Activity:
Retrieve each line that contains the word "screenshot" from the entries below.

(Beginning of Records for the task)

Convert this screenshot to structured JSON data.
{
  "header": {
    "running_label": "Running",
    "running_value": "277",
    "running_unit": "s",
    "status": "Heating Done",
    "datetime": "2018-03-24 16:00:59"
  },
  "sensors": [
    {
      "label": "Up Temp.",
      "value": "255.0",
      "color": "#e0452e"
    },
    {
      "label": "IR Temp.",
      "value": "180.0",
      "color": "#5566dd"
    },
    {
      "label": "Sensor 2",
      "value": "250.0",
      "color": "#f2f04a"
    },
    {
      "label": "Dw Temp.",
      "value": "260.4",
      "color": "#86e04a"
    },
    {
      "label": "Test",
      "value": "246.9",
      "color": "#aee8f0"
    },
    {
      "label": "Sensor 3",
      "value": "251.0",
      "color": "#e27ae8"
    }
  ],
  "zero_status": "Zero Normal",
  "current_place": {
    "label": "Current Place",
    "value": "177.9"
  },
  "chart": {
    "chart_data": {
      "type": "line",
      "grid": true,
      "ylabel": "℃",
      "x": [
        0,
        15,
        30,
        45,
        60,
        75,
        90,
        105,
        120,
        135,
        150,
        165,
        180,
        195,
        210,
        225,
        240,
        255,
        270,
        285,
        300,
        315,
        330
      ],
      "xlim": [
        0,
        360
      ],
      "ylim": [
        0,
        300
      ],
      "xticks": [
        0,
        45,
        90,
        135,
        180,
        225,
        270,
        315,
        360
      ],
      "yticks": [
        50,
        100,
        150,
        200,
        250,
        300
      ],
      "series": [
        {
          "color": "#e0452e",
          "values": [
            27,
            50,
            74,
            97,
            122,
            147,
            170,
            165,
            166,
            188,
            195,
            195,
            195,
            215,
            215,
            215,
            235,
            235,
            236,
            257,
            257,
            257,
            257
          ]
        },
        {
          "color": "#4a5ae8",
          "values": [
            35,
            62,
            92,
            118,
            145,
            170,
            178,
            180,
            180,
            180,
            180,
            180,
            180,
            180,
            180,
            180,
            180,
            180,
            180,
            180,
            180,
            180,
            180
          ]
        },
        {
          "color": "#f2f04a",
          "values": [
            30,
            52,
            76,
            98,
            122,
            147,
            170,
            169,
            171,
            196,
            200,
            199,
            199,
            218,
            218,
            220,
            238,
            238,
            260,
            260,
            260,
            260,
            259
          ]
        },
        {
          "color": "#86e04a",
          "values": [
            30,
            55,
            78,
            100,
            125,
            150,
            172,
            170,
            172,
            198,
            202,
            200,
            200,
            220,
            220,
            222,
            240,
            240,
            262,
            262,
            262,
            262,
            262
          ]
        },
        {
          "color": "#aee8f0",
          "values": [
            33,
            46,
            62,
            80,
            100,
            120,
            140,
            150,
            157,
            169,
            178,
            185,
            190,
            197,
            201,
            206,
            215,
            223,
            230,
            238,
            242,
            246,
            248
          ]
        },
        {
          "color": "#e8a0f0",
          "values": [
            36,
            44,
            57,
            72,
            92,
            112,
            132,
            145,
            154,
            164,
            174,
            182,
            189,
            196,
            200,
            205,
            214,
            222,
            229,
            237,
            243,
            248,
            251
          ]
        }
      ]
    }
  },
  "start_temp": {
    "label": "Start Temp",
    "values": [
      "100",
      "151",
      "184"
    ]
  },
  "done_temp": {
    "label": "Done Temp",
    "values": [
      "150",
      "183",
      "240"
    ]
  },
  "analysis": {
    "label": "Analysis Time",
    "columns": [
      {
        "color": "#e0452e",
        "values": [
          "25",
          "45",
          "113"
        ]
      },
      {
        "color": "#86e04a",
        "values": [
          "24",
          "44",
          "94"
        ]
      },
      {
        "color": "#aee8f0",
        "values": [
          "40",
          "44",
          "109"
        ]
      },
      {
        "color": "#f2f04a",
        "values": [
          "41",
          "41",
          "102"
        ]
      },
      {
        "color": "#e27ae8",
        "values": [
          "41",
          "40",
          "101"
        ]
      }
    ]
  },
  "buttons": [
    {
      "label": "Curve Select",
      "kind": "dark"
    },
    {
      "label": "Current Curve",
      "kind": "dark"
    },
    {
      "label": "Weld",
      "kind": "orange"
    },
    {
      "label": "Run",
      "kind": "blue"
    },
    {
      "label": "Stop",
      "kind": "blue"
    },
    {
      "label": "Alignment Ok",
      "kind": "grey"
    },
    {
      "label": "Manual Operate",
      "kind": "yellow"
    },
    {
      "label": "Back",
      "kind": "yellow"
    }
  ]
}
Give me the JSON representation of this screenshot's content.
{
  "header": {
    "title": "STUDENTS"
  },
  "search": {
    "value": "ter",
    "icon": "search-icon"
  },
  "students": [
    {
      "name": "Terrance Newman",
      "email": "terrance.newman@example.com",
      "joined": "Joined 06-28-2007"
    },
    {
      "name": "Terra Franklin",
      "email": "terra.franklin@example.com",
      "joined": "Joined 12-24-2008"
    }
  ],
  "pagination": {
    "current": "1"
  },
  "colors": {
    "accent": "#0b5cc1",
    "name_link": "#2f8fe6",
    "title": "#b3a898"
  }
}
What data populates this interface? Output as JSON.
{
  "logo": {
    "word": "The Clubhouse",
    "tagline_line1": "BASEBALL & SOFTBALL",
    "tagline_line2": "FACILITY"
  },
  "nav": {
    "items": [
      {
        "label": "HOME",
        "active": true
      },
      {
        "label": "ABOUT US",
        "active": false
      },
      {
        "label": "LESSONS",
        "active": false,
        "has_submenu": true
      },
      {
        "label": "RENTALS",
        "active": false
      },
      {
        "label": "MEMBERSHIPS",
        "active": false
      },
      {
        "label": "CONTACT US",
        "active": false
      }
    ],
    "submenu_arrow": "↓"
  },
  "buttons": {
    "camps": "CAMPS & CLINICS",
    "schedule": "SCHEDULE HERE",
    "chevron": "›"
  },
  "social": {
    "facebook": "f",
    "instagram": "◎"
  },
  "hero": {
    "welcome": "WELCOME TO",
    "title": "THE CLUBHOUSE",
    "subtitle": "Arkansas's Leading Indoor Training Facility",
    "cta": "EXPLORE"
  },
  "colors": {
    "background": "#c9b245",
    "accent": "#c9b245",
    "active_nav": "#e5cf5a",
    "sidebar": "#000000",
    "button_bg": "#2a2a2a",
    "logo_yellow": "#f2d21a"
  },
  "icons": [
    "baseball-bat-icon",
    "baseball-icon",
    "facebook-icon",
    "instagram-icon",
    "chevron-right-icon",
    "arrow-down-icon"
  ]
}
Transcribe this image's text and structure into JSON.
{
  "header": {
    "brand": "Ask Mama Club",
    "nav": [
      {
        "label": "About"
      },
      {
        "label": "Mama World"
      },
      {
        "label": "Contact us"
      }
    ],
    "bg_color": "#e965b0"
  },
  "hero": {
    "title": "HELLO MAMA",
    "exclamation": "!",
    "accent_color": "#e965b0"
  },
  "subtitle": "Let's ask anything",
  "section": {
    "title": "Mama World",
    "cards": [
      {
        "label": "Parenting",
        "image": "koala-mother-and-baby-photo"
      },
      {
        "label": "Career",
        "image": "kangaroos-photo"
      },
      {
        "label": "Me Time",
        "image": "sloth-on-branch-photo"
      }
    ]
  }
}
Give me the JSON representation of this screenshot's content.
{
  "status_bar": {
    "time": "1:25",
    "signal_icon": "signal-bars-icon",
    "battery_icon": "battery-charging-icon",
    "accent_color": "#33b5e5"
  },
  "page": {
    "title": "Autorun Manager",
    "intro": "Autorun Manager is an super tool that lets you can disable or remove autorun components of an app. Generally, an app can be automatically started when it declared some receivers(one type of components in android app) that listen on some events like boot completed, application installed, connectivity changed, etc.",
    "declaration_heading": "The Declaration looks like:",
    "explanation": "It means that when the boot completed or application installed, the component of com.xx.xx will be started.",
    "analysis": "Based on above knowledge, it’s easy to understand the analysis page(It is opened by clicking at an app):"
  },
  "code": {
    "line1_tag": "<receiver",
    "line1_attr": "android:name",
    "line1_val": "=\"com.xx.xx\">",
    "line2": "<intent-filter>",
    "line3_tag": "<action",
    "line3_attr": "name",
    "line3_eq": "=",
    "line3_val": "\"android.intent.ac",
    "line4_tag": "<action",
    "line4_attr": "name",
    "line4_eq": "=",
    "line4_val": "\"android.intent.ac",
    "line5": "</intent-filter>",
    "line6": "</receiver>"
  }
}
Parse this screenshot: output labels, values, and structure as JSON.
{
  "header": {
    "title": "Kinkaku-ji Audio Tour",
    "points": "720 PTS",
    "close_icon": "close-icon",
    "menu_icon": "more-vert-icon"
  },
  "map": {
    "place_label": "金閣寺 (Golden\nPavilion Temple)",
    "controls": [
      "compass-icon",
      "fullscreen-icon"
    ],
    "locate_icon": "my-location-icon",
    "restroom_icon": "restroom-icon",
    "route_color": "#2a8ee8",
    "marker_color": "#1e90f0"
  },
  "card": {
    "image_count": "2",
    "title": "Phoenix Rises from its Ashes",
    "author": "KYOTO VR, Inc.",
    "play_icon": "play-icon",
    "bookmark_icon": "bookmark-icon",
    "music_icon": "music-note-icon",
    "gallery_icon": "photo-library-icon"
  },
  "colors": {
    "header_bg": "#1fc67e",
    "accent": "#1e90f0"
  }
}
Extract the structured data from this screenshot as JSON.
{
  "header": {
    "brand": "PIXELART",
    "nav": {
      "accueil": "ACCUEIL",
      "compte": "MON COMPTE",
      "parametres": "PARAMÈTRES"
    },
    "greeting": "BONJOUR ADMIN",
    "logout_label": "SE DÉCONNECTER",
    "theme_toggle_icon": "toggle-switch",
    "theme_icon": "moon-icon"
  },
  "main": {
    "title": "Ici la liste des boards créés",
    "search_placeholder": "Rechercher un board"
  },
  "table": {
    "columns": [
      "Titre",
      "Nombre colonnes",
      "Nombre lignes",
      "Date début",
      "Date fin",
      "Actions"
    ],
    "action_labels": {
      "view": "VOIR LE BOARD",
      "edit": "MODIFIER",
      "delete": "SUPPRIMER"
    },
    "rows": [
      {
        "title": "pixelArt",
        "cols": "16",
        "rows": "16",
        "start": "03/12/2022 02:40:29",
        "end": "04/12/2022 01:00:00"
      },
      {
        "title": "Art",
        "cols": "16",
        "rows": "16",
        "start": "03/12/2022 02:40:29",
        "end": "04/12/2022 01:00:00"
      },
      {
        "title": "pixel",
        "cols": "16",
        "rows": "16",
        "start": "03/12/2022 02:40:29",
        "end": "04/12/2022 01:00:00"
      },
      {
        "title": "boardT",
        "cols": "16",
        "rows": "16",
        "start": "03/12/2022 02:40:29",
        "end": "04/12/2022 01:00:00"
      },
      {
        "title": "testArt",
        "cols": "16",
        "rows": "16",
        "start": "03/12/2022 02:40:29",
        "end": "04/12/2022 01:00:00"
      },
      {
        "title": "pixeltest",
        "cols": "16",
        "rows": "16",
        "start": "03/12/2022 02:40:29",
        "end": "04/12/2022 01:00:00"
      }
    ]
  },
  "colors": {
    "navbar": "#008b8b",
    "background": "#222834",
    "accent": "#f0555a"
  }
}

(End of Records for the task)

Your response:
Convert this screenshot to structured JSON data.
Give me the JSON representation of this screenshot's content.
Give me the JSON representation of this screenshot's content.
Parse this screenshot: output labels, values, and structure as JSON.
Extract the structured data from this screenshot as JSON.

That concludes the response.